Entries from a dataset of interfaces:
┄┄┄┄┄┄┄┄┄┄

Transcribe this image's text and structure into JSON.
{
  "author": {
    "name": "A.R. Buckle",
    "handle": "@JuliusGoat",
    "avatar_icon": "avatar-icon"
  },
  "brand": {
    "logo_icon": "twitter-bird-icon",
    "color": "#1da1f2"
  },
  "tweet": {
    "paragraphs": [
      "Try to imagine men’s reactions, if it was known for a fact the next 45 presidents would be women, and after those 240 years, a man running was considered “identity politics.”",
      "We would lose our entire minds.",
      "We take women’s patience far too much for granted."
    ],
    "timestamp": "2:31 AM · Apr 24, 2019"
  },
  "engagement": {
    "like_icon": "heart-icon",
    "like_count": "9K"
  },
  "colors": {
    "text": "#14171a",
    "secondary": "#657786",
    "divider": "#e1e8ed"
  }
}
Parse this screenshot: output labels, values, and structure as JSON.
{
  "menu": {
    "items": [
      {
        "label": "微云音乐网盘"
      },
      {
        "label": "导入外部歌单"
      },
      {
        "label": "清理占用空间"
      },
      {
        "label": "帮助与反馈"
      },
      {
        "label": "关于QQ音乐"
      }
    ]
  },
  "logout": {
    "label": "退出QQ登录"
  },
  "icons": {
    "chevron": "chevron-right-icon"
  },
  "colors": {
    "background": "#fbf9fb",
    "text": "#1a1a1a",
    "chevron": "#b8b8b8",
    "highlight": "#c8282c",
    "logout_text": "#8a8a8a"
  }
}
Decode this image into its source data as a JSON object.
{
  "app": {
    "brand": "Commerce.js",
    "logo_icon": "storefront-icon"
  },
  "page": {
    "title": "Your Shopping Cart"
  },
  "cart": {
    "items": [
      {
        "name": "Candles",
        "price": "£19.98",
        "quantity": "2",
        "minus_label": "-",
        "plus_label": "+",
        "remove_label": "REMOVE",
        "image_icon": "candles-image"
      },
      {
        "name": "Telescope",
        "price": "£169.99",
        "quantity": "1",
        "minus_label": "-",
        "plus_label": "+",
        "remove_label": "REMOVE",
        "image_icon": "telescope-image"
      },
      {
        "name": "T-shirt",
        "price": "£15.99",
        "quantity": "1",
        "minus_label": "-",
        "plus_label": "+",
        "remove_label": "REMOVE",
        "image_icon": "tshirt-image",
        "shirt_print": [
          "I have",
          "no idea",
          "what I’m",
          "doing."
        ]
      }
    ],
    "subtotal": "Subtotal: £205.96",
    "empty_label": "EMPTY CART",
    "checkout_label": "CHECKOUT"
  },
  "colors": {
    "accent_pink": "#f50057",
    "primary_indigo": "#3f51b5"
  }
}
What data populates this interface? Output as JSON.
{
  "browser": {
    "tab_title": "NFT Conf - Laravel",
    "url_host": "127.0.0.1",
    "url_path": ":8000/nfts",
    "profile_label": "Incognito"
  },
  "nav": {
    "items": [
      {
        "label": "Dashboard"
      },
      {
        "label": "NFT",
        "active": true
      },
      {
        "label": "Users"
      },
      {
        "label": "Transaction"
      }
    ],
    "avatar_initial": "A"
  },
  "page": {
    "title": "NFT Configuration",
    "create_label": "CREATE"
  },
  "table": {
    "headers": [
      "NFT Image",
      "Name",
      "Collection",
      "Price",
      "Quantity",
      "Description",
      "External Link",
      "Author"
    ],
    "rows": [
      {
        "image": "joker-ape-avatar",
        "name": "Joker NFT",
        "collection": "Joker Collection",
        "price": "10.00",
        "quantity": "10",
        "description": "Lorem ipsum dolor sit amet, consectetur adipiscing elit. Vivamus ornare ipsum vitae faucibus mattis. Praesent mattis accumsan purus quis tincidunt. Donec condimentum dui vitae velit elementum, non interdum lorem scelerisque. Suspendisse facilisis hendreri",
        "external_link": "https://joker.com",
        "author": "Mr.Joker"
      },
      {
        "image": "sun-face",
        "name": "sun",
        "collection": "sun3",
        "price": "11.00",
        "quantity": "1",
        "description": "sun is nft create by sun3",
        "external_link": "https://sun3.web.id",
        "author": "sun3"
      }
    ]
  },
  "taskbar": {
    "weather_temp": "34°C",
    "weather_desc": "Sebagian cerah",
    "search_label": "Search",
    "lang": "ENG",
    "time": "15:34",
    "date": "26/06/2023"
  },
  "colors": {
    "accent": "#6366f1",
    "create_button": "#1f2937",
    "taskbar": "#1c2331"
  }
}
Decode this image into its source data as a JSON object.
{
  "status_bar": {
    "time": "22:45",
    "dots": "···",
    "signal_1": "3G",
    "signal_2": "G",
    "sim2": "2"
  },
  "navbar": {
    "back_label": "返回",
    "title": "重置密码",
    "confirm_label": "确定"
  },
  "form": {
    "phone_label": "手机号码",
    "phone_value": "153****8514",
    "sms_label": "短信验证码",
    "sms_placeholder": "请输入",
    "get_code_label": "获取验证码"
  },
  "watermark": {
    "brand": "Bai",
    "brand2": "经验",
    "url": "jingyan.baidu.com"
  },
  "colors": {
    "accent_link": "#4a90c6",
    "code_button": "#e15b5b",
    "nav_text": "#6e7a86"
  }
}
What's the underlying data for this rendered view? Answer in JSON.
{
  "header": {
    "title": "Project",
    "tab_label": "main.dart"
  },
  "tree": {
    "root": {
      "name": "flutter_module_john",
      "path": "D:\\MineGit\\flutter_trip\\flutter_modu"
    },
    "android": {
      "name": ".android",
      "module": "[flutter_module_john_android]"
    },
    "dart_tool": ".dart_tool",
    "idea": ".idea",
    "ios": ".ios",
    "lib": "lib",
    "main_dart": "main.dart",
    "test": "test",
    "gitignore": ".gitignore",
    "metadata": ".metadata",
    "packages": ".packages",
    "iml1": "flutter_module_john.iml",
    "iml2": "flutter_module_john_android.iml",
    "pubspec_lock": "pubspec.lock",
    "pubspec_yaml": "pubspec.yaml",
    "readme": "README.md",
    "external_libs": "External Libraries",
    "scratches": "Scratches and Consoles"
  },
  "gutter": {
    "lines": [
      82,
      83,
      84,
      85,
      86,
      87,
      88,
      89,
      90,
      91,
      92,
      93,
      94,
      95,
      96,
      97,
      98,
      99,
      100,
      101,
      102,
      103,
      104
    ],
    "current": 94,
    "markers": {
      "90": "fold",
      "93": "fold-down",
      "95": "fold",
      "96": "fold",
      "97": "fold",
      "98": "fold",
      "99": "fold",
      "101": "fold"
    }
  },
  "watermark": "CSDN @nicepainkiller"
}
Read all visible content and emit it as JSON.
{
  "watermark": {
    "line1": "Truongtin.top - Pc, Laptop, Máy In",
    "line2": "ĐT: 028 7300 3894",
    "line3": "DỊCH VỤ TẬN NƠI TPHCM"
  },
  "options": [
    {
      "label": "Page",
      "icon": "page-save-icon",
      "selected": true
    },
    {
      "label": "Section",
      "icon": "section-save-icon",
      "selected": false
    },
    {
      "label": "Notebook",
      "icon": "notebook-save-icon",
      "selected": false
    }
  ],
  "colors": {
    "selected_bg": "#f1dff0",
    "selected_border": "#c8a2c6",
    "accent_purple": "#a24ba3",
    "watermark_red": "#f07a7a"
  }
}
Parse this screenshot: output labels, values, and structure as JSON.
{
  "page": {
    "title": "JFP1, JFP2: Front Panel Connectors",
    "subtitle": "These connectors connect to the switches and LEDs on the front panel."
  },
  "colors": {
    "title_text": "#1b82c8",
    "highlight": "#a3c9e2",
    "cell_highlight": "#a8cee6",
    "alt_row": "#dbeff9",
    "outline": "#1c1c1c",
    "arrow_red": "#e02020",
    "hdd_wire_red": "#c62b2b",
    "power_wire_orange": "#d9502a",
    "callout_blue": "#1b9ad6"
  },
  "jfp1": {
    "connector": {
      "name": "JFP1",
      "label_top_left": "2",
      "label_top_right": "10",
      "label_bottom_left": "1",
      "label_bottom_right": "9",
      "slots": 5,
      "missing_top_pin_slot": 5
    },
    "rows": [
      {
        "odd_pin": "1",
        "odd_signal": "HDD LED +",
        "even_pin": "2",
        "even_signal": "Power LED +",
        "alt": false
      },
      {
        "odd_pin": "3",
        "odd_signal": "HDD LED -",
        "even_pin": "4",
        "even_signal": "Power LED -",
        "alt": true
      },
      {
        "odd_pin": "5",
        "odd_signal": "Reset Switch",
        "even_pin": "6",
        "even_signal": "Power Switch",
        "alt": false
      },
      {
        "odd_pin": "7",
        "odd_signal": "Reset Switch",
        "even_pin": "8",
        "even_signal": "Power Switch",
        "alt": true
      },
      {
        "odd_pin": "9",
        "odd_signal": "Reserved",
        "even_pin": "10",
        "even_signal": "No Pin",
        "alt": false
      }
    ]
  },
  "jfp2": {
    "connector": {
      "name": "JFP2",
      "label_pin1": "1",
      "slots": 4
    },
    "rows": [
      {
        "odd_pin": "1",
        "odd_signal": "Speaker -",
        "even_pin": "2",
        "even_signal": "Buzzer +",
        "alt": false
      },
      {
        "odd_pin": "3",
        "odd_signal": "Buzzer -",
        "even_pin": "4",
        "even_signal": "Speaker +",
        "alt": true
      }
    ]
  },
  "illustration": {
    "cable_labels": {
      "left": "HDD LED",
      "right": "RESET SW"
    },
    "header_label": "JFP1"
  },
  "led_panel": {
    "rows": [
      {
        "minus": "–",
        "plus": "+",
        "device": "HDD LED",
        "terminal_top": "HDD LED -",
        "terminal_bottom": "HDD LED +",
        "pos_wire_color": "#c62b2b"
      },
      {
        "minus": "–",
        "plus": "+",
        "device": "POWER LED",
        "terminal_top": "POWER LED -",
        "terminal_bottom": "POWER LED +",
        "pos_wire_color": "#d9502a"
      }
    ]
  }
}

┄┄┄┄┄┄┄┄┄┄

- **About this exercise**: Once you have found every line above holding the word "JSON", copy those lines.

- **Written response**:
Transcribe this image's text and structure into JSON.
Parse this screenshot: output labels, values, and structure as JSON.
Decode this image into its source data as a JSON object.
What data populates this interface? Output as JSON.
Decode this image into its source data as a JSON object.
What's the underlying data for this rendered view? Answer in JSON.
Read all visible content and emit it as JSON.
Parse this screenshot: output labels, values, and structure as JSON.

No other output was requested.